Top of Records for the task

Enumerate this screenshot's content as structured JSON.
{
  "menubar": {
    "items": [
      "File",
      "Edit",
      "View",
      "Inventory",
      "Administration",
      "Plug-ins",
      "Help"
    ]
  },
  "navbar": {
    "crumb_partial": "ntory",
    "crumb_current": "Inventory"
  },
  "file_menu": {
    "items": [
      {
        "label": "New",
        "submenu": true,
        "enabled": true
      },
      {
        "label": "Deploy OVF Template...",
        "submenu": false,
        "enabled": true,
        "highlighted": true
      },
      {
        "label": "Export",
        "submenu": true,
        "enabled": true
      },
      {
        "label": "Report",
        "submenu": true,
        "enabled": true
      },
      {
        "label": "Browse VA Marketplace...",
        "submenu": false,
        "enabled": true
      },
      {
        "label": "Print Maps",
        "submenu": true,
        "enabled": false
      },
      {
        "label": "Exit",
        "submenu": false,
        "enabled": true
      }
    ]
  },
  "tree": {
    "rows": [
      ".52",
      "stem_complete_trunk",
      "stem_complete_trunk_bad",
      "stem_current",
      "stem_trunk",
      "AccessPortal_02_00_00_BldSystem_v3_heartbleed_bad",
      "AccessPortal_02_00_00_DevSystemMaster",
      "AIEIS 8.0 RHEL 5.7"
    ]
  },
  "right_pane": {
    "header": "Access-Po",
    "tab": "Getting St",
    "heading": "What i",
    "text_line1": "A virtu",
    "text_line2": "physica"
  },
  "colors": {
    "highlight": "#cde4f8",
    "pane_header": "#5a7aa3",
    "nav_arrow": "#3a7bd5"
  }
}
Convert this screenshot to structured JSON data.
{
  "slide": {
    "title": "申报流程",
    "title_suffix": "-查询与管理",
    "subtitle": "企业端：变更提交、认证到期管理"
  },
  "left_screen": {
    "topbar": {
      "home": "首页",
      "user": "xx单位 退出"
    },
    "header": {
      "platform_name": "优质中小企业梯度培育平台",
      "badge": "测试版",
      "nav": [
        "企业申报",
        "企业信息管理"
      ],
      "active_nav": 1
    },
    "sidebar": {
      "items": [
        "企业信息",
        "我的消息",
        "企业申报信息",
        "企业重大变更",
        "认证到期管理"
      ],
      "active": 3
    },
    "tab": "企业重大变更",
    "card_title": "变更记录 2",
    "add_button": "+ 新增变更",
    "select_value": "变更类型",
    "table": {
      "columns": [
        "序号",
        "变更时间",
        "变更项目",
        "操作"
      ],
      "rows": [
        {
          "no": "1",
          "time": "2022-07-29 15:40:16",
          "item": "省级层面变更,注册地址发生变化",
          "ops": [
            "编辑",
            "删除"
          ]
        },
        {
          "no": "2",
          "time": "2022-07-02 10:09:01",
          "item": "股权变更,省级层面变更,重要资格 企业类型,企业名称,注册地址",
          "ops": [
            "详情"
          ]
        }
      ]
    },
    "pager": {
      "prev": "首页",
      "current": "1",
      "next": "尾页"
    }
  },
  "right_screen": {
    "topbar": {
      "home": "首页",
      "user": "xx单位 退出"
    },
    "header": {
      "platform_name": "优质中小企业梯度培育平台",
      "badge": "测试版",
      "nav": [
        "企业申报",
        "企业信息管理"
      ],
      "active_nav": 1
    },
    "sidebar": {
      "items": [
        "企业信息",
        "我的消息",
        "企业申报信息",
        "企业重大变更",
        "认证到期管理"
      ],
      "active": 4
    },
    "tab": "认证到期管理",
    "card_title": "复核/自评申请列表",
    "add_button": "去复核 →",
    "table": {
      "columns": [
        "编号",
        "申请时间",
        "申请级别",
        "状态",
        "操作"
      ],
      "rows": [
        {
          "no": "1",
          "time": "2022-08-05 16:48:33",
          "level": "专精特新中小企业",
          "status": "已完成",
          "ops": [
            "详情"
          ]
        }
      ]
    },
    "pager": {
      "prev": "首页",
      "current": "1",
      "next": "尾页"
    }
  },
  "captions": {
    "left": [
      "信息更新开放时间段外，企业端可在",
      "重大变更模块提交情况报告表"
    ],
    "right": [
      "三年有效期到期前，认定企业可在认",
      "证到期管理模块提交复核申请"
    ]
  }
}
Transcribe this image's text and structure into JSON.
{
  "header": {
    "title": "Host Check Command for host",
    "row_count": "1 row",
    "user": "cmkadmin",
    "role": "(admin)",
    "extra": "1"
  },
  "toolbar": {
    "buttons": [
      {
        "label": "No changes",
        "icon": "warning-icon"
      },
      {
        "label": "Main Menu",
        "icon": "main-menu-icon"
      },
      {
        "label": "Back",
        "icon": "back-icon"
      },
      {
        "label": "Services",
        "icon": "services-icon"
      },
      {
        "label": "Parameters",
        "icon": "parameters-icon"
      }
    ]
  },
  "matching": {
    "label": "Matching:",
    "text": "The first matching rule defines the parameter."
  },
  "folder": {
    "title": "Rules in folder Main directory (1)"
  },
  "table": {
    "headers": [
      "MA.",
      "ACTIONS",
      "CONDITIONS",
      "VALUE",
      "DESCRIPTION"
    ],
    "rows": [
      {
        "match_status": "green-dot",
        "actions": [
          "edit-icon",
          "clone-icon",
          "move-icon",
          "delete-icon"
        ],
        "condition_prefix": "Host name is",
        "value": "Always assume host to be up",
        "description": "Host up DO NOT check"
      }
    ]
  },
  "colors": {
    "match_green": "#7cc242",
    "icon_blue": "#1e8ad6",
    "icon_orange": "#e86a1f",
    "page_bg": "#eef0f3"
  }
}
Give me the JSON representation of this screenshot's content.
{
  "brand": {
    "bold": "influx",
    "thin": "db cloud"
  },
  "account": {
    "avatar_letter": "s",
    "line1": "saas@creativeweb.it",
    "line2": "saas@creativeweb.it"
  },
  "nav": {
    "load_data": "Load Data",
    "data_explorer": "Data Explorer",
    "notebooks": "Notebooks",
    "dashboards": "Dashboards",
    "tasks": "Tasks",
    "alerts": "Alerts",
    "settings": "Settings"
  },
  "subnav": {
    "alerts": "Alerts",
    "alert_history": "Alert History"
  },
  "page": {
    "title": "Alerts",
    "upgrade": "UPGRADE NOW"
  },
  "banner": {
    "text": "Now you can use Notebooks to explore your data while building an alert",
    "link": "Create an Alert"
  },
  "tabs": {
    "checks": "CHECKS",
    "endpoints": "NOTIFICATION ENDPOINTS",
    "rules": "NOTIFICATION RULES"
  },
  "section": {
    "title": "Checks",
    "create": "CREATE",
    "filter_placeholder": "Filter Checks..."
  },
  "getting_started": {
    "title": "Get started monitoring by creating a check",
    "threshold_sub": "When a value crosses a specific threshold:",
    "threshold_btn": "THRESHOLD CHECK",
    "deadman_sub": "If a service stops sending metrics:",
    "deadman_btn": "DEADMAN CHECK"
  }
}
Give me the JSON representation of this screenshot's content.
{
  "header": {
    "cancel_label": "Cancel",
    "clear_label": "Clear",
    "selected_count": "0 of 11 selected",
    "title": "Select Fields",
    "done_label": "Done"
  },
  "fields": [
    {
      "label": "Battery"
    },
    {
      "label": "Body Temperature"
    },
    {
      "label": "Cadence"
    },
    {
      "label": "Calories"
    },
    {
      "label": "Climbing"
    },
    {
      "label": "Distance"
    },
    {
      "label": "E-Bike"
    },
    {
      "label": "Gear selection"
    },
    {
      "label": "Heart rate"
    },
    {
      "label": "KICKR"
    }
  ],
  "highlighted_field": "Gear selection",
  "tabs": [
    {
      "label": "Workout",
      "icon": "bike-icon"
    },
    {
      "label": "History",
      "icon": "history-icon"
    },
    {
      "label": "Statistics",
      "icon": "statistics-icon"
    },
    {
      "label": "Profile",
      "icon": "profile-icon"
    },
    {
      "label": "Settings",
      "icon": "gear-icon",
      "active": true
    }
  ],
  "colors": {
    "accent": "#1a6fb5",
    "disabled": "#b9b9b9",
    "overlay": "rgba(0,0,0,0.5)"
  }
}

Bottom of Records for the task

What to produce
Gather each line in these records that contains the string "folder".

Result
  "folder": {
    "title": "Rules in folder Main directory (1)"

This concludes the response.